Blog: Scholarly Communications @ Duke
This blog by Kevin Smith, Scholarly Communications Officer at Duke University, provides insightful overviews of copyright and scholarly communications issues.
ARL Policy Notes
From the Association of Research Libraries. Unless otherwise noted, posts are written by Brandon Butler, Director of Public Policy Initiatives at ARL.
Upcoming copyright workshops
This semester we will have two different informative workshops that explore copyright issues faced by faculty, students, and staff on campus. Each workshop will be offered multiple times throughout the semester to accommodate busy schedules.
Click here to register.
Fair Use & Copyright on Campus

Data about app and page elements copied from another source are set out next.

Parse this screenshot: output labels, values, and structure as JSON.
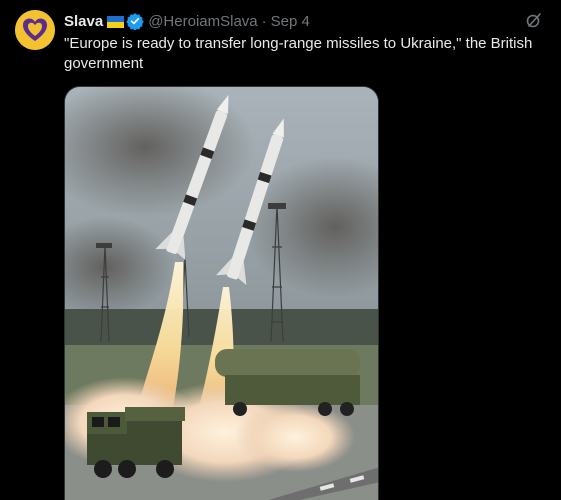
{
  "author": {
    "display_name": "Slava",
    "flag_emoji": "ukraine-flag-icon",
    "verified_icon": "verified-badge-icon",
    "handle": "@HeroiamSlava",
    "separator": "·",
    "date": "Sep 4"
  },
  "tweet": {
    "text": "\"Europe is ready to transfer long-range missiles to Ukraine,\" the British government"
  },
  "icons": {
    "avatar": "heart-logo-avatar",
    "grok": "grok-icon"
  },
  "media": {
    "type": "image",
    "alt_description": "missile-launch-photo"
  },
  "colors": {
    "background": "#000000",
    "text_primary": "#e7e9ea",
    "text_secondary": "#71767b",
    "verified_blue": "#1d9bf0",
    "avatar_yellow": "#f2c230",
    "avatar_purple": "#5b2d8e"
  }
}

If you use articles, books, films, music, or images when you teach, you will encounter copyright issues, since much of the intellectual material we use in education is protected by copyright. This workshop provides basic information on copyright and educational exemptions that can help you navigate these issues as you encounter them in your work. While focused on instruction, this workshop is useful for all university staff who may be faced with copyrighted material in the course of their daily work.

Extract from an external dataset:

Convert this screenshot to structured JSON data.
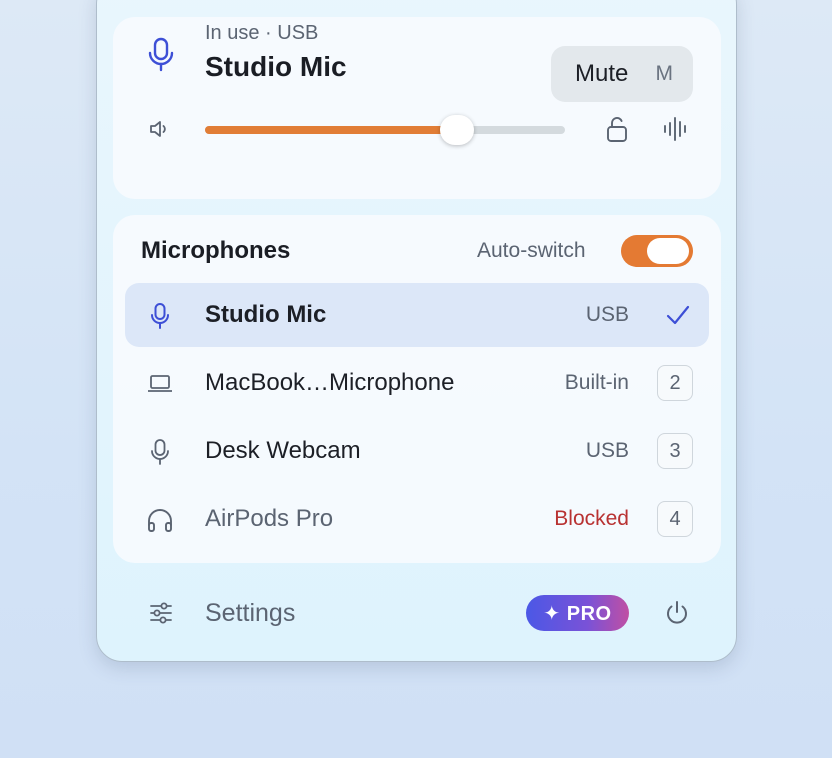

|Thursday, September 18||12-1 pm||Classroom #1|
|Friday, October 17||10-11 am||Classroom #1|
|Thursday, November 20||12-1 pm||Classroom #1|
Can I Do That? (Encountering Licenses and Copyright Online)

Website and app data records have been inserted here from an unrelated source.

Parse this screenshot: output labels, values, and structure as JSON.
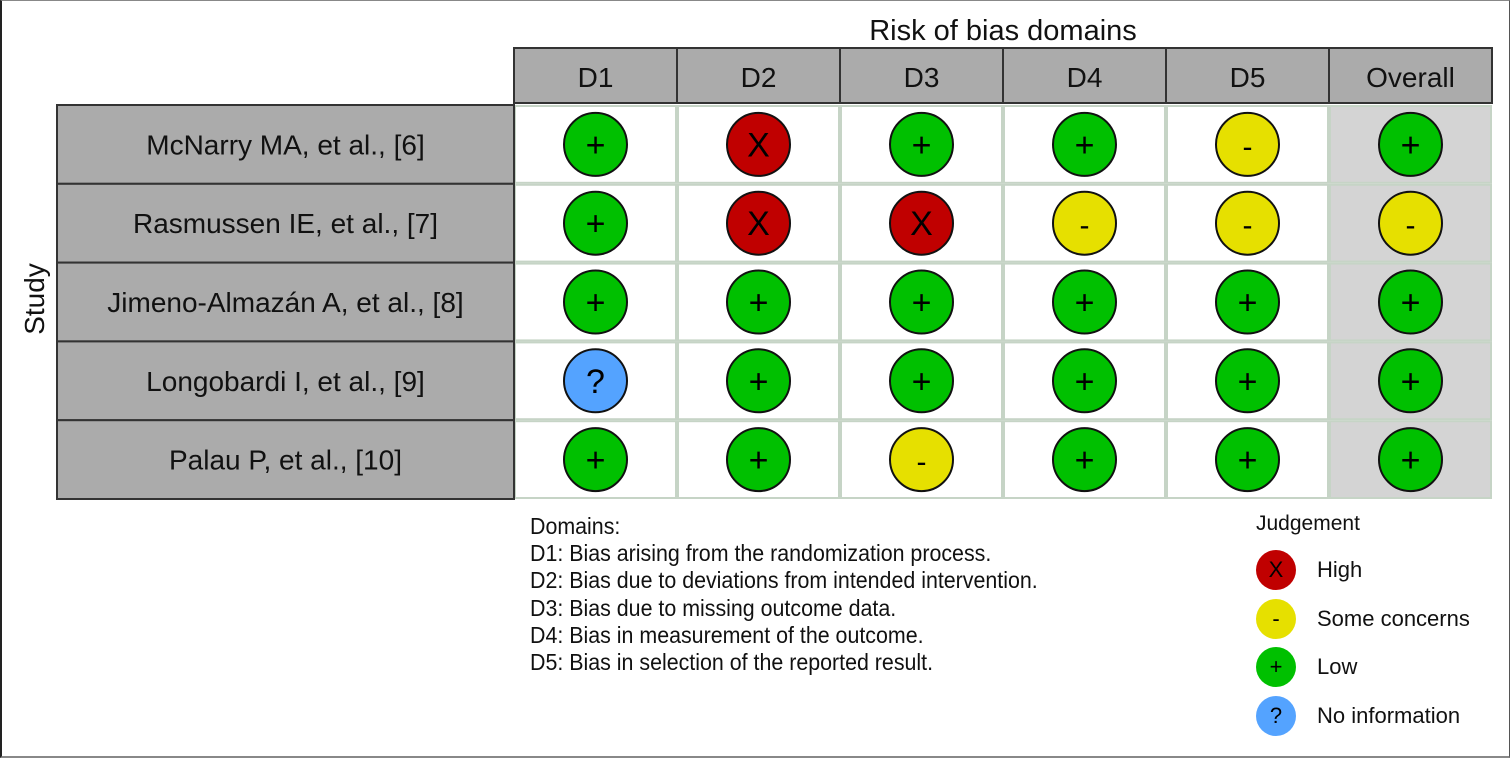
{
  "chart_data": {
    "type": "table",
    "title": "Risk of bias domains",
    "ylabel": "Study",
    "columns": [
      "D1",
      "D2",
      "D3",
      "D4",
      "D5",
      "Overall"
    ],
    "rows": [
      {
        "study": "McNarry MA, et al., [6]",
        "judgements": [
          "Low",
          "High",
          "Low",
          "Low",
          "Some concerns",
          "Low"
        ]
      },
      {
        "study": "Rasmussen IE, et al., [7]",
        "judgements": [
          "Low",
          "High",
          "High",
          "Some concerns",
          "Some concerns",
          "Some concerns"
        ]
      },
      {
        "study": "Jimeno-Almazán A, et al., [8]",
        "judgements": [
          "Low",
          "Low",
          "Low",
          "Low",
          "Low",
          "Low"
        ]
      },
      {
        "study": "Longobardi I, et al., [9]",
        "judgements": [
          "No information",
          "Low",
          "Low",
          "Low",
          "Low",
          "Low"
        ]
      },
      {
        "study": "Palau P, et al., [10]",
        "judgements": [
          "Low",
          "Low",
          "Some concerns",
          "Low",
          "Low",
          "Low"
        ]
      }
    ],
    "judgement_styles": {
      "High": {
        "symbol": "X",
        "color": "#C00000"
      },
      "Some concerns": {
        "symbol": "-",
        "color": "#E6E000"
      },
      "Low": {
        "symbol": "+",
        "color": "#00C000"
      },
      "No information": {
        "symbol": "?",
        "color": "#54A3FF"
      }
    },
    "domains_legend": {
      "title": "Domains:",
      "items": [
        "D1: Bias arising from the randomization process.",
        "D2: Bias due to deviations from intended intervention.",
        "D3: Bias due to missing outcome data.",
        "D4: Bias in measurement of the outcome.",
        "D5: Bias in selection of the reported result."
      ]
    },
    "judgement_legend": {
      "title": "Judgement",
      "items": [
        {
          "label": "High",
          "symbol": "X",
          "color": "#C00000"
        },
        {
          "label": "Some concerns",
          "symbol": "-",
          "color": "#E6E000"
        },
        {
          "label": "Low",
          "symbol": "+",
          "color": "#00C000"
        },
        {
          "label": "No information",
          "symbol": "?",
          "color": "#54A3FF"
        }
      ]
    }
  },
  "colors": {
    "header_fill": "#ABABAB",
    "overall_fill": "#D4D4D4",
    "cell_fill": "#FFFFFF"
  }
}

Attend this workshop to learn how to avoid copyright and licensing pitfalls that we all encounter when using content found online for professional, scholarly, and personal purposes. This includes an introduction to Creative Common (CC) licenses, as well as tips on searching for CC licensed material in standard Internet search engines.
|Thursday, September 11||10-11 am||MASS 2.124|
|Thursday, October 9||12-1 pm||Classroom #1|
|Tuesday, November 11||12-1pm||Classroom #1|
Click to play audio
The Copyright Advisory Center is available to provide assistance to faculty, students, and staff with any questions related to copyright and use of copyrighted material.
Copyright presents a complex landscape which can sometimes be confusing to navigate. Since much of the material we encounter on a day to day basis is likely to be protected, it is important to have a basic understanding of copyright when using the works of others on the job, in the classroom, or for personal purposes.
This guide provides a brief overview of key copyright concepts along with links to a number of informative resources which can help familiarize you with the subject. The following list provides a sampling of the information available on this website:
Copyright, a basic introduction
Fair Use, an exception to the rule
Public Domain, free to use
University policies for faculty, staff, and students
Resources for Faculty:
Linking library resources in Blackboard
Tips for using material for online instruction
Resources for Students: